▶ [Records for this task]:
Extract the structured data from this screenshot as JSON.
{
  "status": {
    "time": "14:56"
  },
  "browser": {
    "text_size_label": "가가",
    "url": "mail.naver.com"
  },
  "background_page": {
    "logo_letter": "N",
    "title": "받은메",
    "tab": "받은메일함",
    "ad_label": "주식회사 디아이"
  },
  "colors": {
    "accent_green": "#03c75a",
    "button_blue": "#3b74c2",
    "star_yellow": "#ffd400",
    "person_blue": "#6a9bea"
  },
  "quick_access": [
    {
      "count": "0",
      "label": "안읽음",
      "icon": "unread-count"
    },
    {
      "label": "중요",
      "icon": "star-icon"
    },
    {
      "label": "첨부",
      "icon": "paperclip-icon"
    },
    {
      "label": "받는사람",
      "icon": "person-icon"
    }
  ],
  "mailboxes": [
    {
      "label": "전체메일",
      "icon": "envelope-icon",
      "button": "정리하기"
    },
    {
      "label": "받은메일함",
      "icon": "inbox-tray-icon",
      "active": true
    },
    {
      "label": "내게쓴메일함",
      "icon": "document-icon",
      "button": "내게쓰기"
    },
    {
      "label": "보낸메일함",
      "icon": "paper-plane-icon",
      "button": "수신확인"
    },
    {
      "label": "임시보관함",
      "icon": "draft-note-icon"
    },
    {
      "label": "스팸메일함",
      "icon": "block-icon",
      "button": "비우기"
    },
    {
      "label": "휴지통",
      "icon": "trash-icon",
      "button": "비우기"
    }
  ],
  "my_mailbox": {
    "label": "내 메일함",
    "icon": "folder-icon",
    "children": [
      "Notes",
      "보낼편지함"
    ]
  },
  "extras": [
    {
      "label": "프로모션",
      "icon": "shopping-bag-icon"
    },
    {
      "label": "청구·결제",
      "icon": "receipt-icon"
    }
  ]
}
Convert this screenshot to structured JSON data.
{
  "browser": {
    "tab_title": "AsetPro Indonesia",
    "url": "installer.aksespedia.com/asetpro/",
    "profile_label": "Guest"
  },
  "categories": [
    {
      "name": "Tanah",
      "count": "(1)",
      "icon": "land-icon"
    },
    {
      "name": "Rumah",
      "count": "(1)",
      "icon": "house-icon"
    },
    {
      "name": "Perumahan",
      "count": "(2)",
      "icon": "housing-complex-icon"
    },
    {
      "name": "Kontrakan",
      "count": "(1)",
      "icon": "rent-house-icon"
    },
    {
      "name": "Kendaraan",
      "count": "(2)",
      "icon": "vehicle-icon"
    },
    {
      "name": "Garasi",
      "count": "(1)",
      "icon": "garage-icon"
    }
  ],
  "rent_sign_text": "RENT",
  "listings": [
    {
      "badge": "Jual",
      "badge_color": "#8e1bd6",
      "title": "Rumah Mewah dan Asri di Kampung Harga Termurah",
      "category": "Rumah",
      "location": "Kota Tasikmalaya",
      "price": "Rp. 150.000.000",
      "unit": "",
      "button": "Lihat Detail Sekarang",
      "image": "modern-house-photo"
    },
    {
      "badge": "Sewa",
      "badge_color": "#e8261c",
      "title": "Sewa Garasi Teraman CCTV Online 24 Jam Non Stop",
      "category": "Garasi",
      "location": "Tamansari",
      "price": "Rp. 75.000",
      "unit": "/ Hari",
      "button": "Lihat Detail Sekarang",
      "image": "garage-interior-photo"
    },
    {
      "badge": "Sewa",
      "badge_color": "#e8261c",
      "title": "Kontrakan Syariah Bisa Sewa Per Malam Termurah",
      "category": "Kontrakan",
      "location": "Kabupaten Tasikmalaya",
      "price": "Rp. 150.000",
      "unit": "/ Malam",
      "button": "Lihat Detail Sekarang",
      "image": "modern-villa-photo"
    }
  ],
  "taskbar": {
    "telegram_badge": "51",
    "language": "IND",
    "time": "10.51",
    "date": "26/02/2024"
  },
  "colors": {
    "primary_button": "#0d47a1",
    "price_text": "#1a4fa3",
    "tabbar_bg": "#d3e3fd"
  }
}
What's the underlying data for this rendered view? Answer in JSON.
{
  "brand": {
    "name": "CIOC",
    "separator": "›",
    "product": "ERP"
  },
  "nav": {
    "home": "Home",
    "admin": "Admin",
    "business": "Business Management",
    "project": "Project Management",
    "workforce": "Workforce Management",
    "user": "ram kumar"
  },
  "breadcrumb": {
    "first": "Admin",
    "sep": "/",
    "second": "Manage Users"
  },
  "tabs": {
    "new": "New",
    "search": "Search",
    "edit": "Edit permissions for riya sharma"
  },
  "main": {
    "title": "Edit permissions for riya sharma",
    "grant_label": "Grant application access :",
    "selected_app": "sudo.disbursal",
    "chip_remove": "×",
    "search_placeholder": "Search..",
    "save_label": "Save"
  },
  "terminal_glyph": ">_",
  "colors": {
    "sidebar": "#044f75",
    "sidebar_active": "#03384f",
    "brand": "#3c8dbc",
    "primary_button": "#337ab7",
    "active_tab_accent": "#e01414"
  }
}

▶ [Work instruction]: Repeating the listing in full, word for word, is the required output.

▶ [Answer space]:
Extract the structured data from this screenshot as JSON.
{
  "status": {
    "time": "14:56"
  },
  "browser": {
    "text_size_label": "가가",
    "url": "mail.naver.com"
  },
  "background_page": {
    "logo_letter": "N",
    "title": "받은메",
    "tab": "받은메일함",
    "ad_label": "주식회사 디아이"
  },
  "colors": {
    "accent_green": "#03c75a",
    "button_blue": "#3b74c2",
    "star_yellow": "#ffd400",
    "person_blue": "#6a9bea"
  },
  "quick_access": [
    {
      "count": "0",
      "label": "안읽음",
      "icon": "unread-count"
    },
    {
      "label": "중요",
      "icon": "star-icon"
    },
    {
      "label": "첨부",
      "icon": "paperclip-icon"
    },
    {
      "label": "받는사람",
      "icon": "person-icon"
    }
  ],
  "mailboxes": [
    {
      "label": "전체메일",
      "icon": "envelope-icon",
      "button": "정리하기"
    },
    {
      "label": "받은메일함",
      "icon": "inbox-tray-icon",
      "active": true
    },
    {
      "label": "내게쓴메일함",
      "icon": "document-icon",
      "button": "내게쓰기"
    },
    {
      "label": "보낸메일함",
      "icon": "paper-plane-icon",
      "button": "수신확인"
    },
    {
      "label": "임시보관함",
      "icon": "draft-note-icon"
    },
    {
      "label": "스팸메일함",
      "icon": "block-icon",
      "button": "비우기"
    },
    {
      "label": "휴지통",
      "icon": "trash-icon",
      "button": "비우기"
    }
  ],
  "my_mailbox": {
    "label": "내 메일함",
    "icon": "folder-icon",
    "children": [
      "Notes",
      "보낼편지함"
    ]
  },
  "extras": [
    {
      "label": "프로모션",
      "icon": "shopping-bag-icon"
    },
    {
      "label": "청구·결제",
      "icon": "receipt-icon"
    }
  ]
}
Convert this screenshot to structured JSON data.
{
  "browser": {
    "tab_title": "AsetPro Indonesia",
    "url": "installer.aksespedia.com/asetpro/",
    "profile_label": "Guest"
  },
  "categories": [
    {
      "name": "Tanah",
      "count": "(1)",
      "icon": "land-icon"
    },
    {
      "name": "Rumah",
      "count": "(1)",
      "icon": "house-icon"
    },
    {
      "name": "Perumahan",
      "count": "(2)",
      "icon": "housing-complex-icon"
    },
    {
      "name": "Kontrakan",
      "count": "(1)",
      "icon": "rent-house-icon"
    },
    {
      "name": "Kendaraan",
      "count": "(2)",
      "icon": "vehicle-icon"
    },
    {
      "name": "Garasi",
      "count": "(1)",
      "icon": "garage-icon"
    }
  ],
  "rent_sign_text": "RENT",
  "listings": [
    {
      "badge": "Jual",
      "badge_color": "#8e1bd6",
      "title": "Rumah Mewah dan Asri di Kampung Harga Termurah",
      "category": "Rumah",
      "location": "Kota Tasikmalaya",
      "price": "Rp. 150.000.000",
      "unit": "",
      "button": "Lihat Detail Sekarang",
      "image": "modern-house-photo"
    },
    {
      "badge": "Sewa",
      "badge_color": "#e8261c",
      "title": "Sewa Garasi Teraman CCTV Online 24 Jam Non Stop",
      "category": "Garasi",
      "location": "Tamansari",
      "price": "Rp. 75.000",
      "unit": "/ Hari",
      "button": "Lihat Detail Sekarang",
      "image": "garage-interior-photo"
    },
    {
      "badge": "Sewa",
      "badge_color": "#e8261c",
      "title": "Kontrakan Syariah Bisa Sewa Per Malam Termurah",
      "category": "Kontrakan",
      "location": "Kabupaten Tasikmalaya",
      "price": "Rp. 150.000",
      "unit": "/ Malam",
      "button": "Lihat Detail Sekarang",
      "image": "modern-villa-photo"
    }
  ],
  "taskbar": {
    "telegram_badge": "51",
    "language": "IND",
    "time": "10.51",
    "date": "26/02/2024"
  },
  "colors": {
    "primary_button": "#0d47a1",
    "price_text": "#1a4fa3",
    "tabbar_bg": "#d3e3fd"
  }
}
What's the underlying data for this rendered view? Answer in JSON.
{
  "brand": {
    "name": "CIOC",
    "separator": "›",
    "product": "ERP"
  },
  "nav": {
    "home": "Home",
    "admin": "Admin",
    "business": "Business Management",
    "project": "Project Management",
    "workforce": "Workforce Management",
    "user": "ram kumar"
  },
  "breadcrumb": {
    "first": "Admin",
    "sep": "/",
    "second": "Manage Users"
  },
  "tabs": {
    "new": "New",
    "search": "Search",
    "edit": "Edit permissions for riya sharma"
  },
  "main": {
    "title": "Edit permissions for riya sharma",
    "grant_label": "Grant application access :",
    "selected_app": "sudo.disbursal",
    "chip_remove": "×",
    "search_placeholder": "Search..",
    "save_label": "Save"
  },
  "terminal_glyph": ">_",
  "colors": {
    "sidebar": "#044f75",
    "sidebar_active": "#03384f",
    "brand": "#3c8dbc",
    "primary_button": "#337ab7",
    "active_tab_accent": "#e01414"
  }
}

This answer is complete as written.